◆ Data records for software interfaces

^^^^^^^^

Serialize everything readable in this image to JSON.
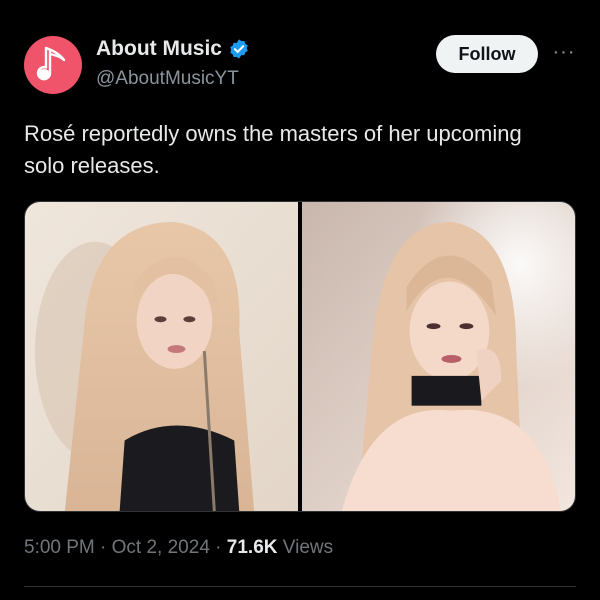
{
  "author": {
    "display_name": "About Music",
    "handle": "@AboutMusicYT",
    "avatar_icon": "music-note-icon",
    "avatar_color": "#f0546b",
    "verified": true,
    "verified_color": "#1d9bf0"
  },
  "actions": {
    "follow_label": "Follow",
    "more_label": "···"
  },
  "tweet": {
    "text": "Rosé reportedly owns the masters of her upcoming solo releases."
  },
  "media": {
    "count": 2
  },
  "meta": {
    "time": "5:00 PM",
    "separator": "·",
    "date": "Oct 2, 2024",
    "views_count": "71.6K",
    "views_label": "Views"
  },
  "colors": {
    "background": "#000000",
    "text": "#e7e9ea",
    "muted": "#71767b",
    "follow_bg": "#eff3f4"
  }
}
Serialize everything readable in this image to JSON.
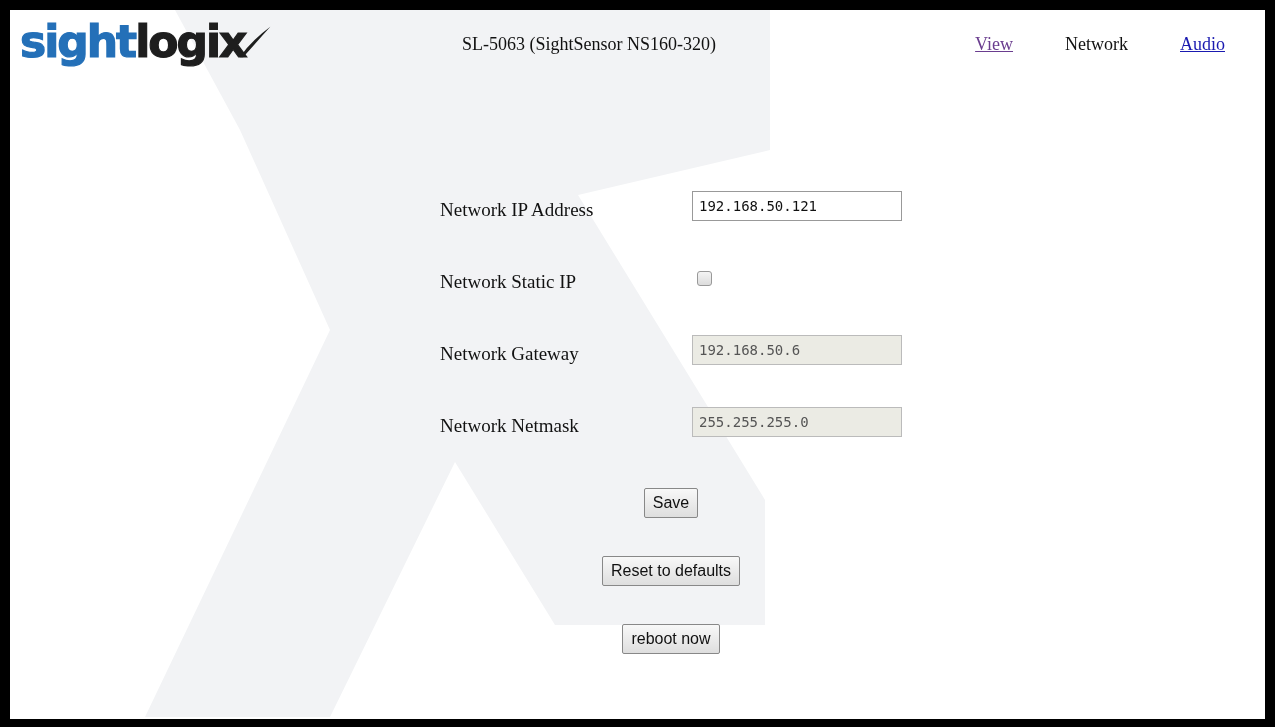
{
  "logo": {
    "parts": [
      {
        "text": "sight",
        "color": "#2470b8"
      },
      {
        "text": "logi",
        "color": "#1e1e1e"
      },
      {
        "text": "x",
        "color": "#1e1e1e"
      }
    ]
  },
  "title": "SL-5063 (SightSensor NS160-320)",
  "nav": [
    {
      "label": "View",
      "selected": false,
      "visited": true
    },
    {
      "label": "Network",
      "selected": true,
      "visited": false
    },
    {
      "label": "Audio",
      "selected": false,
      "visited": false
    }
  ],
  "fields": [
    {
      "kind": "text",
      "label": "Network IP Address",
      "value": "192.168.50.121",
      "disabled": false
    },
    {
      "kind": "checkbox",
      "label": "Network Static IP",
      "checked": false
    },
    {
      "kind": "text",
      "label": "Network Gateway",
      "value": "192.168.50.6",
      "disabled": true
    },
    {
      "kind": "text",
      "label": "Network Netmask",
      "value": "255.255.255.0",
      "disabled": true
    }
  ],
  "buttons": [
    "Save",
    "Reset to defaults",
    "reboot now"
  ]
}
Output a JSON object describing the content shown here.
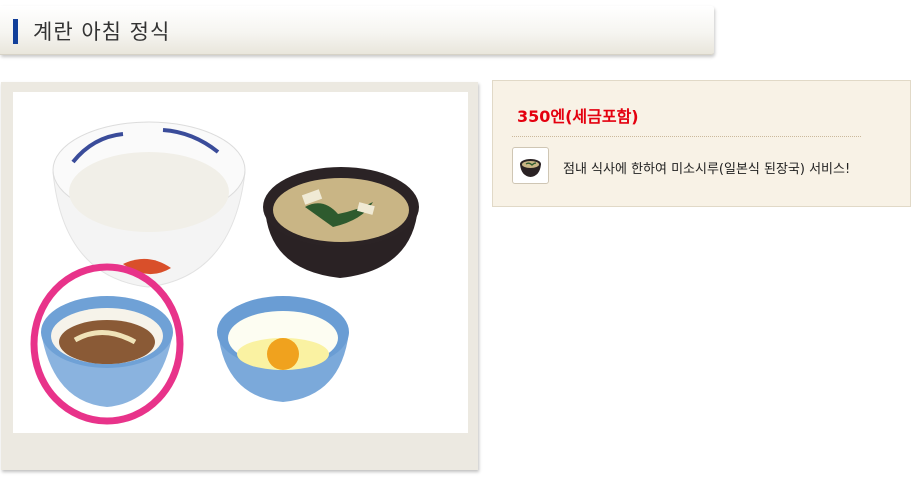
{
  "page": {
    "title": "계란 아침 정식"
  },
  "menu_item": {
    "image_icon": "meal-set-photo",
    "highlight": "circled-side-dish",
    "price": "350엔(세금포함)",
    "note": "점내 식사에 한하여 미소시루(일본식 된장국) 서비스!",
    "note_icon": "miso-soup-icon"
  },
  "colors": {
    "title_accent": "#123f9a",
    "price": "#e4000f",
    "highlight_ring": "#e8338a",
    "panel_background": "#f8f2e6"
  }
}
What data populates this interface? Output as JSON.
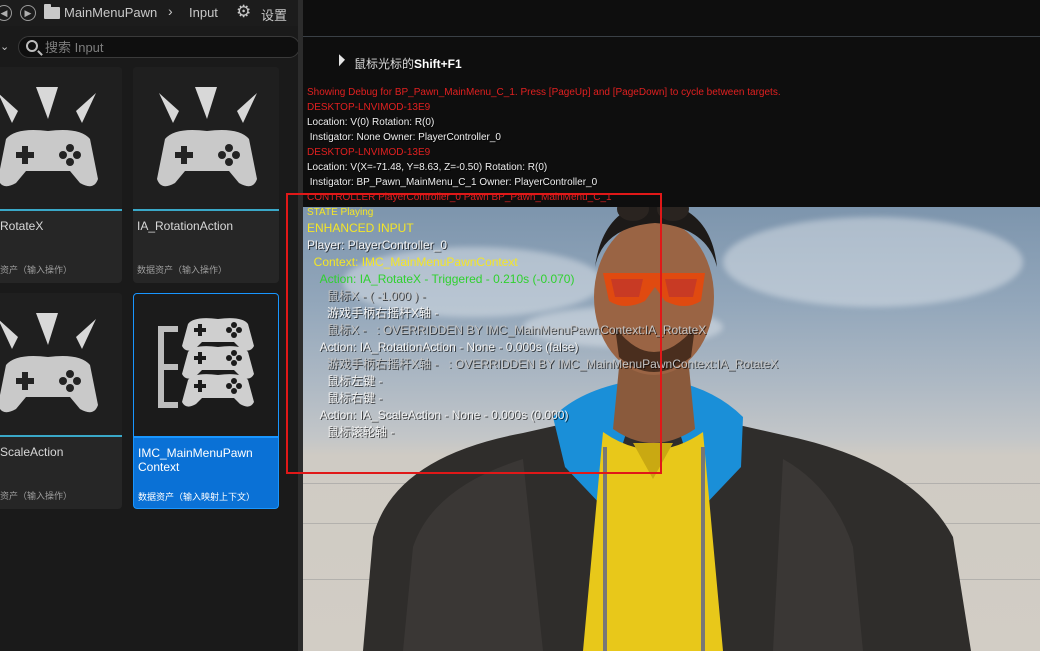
{
  "content_browser": {
    "breadcrumb": {
      "folder": "MainMenuPawn",
      "child": "Input",
      "settings": "设置"
    },
    "search": {
      "placeholder": "搜索 Input"
    },
    "assets": [
      {
        "name": "RotateX",
        "type": "资产（输入操作）",
        "icon": "gamepad-icon",
        "selected": false
      },
      {
        "name": "IA_RotationAction",
        "type": "数据资产（输入操作）",
        "icon": "gamepad-icon",
        "selected": false
      },
      {
        "name": "ScaleAction",
        "type": "资产（输入操作）",
        "icon": "gamepad-icon",
        "selected": false
      },
      {
        "name": "IMC_MainMenuPawn Context",
        "type": "数据资产（输入映射上下文）",
        "icon": "mapping-context-icon",
        "selected": true
      }
    ]
  },
  "viewport": {
    "hint": {
      "prefix": "鼠标光标的",
      "keys": "Shift+F1"
    },
    "debug_lines": [
      {
        "text": "Showing Debug for BP_Pawn_MainMenu_C_1. Press [PageUp] and [PageDown] to cycle between targets.",
        "color": "red"
      },
      {
        "text": "DESKTOP-LNVIMOD-13E9",
        "color": "red"
      },
      {
        "text": "Location: V(0) Rotation: R(0)",
        "color": "white"
      },
      {
        "text": " Instigator: None Owner: PlayerController_0",
        "color": "white"
      },
      {
        "text": "DESKTOP-LNVIMOD-13E9",
        "color": "red"
      },
      {
        "text": "Location: V(X=-71.48, Y=8.63, Z=-0.50) Rotation: R(0)",
        "color": "white"
      },
      {
        "text": " Instigator: BP_Pawn_MainMenu_C_1 Owner: PlayerController_0",
        "color": "white"
      },
      {
        "text": "CONTROLLER PlayerController_0 Pawn BP_Pawn_MainMenu_C_1",
        "color": "red"
      },
      {
        "text": "STATE Playing",
        "color": "yellow"
      },
      {
        "text": "ENHANCED INPUT",
        "color": "yellow-big"
      },
      {
        "text": "Player: PlayerController_0",
        "color": "white-big"
      },
      {
        "text": "  Context: IMC_MainMenuPawnContext",
        "color": "yellow-big"
      },
      {
        "text": "    Action: IA_RotateX - Triggered - 0.210s (-0.070)",
        "color": "green-big"
      },
      {
        "text": "      鼠标X - ( -1.000 ) -",
        "color": "grey-big"
      },
      {
        "text": "      游戏手柄右摇杆X轴 -",
        "color": "white-big"
      },
      {
        "text": "      鼠标X -   : OVERRIDDEN BY IMC_MainMenuPawnContext:IA_RotateX",
        "color": "grey-big"
      },
      {
        "text": "    Action: IA_RotationAction - None - 0.000s (false)",
        "color": "white-big"
      },
      {
        "text": "      游戏手柄右摇杆X轴 -   : OVERRIDDEN BY IMC_MainMenuPawnContext:IA_RotateX",
        "color": "grey-big"
      },
      {
        "text": "      鼠标左键 -",
        "color": "white-big"
      },
      {
        "text": "      鼠标右键 -",
        "color": "white-big"
      },
      {
        "text": "    Action: IA_ScaleAction - None - 0.000s (0.000)",
        "color": "white-big"
      },
      {
        "text": "      鼠标滚轮轴 -",
        "color": "white-big"
      }
    ],
    "highlight_color": "#e01818"
  }
}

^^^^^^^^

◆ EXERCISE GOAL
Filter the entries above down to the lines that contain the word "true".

◆ TASK RESULT
    "verified": true,
      "visited": true
      "selected": true,
      "disabled": true
      "disabled": true
        "selected": true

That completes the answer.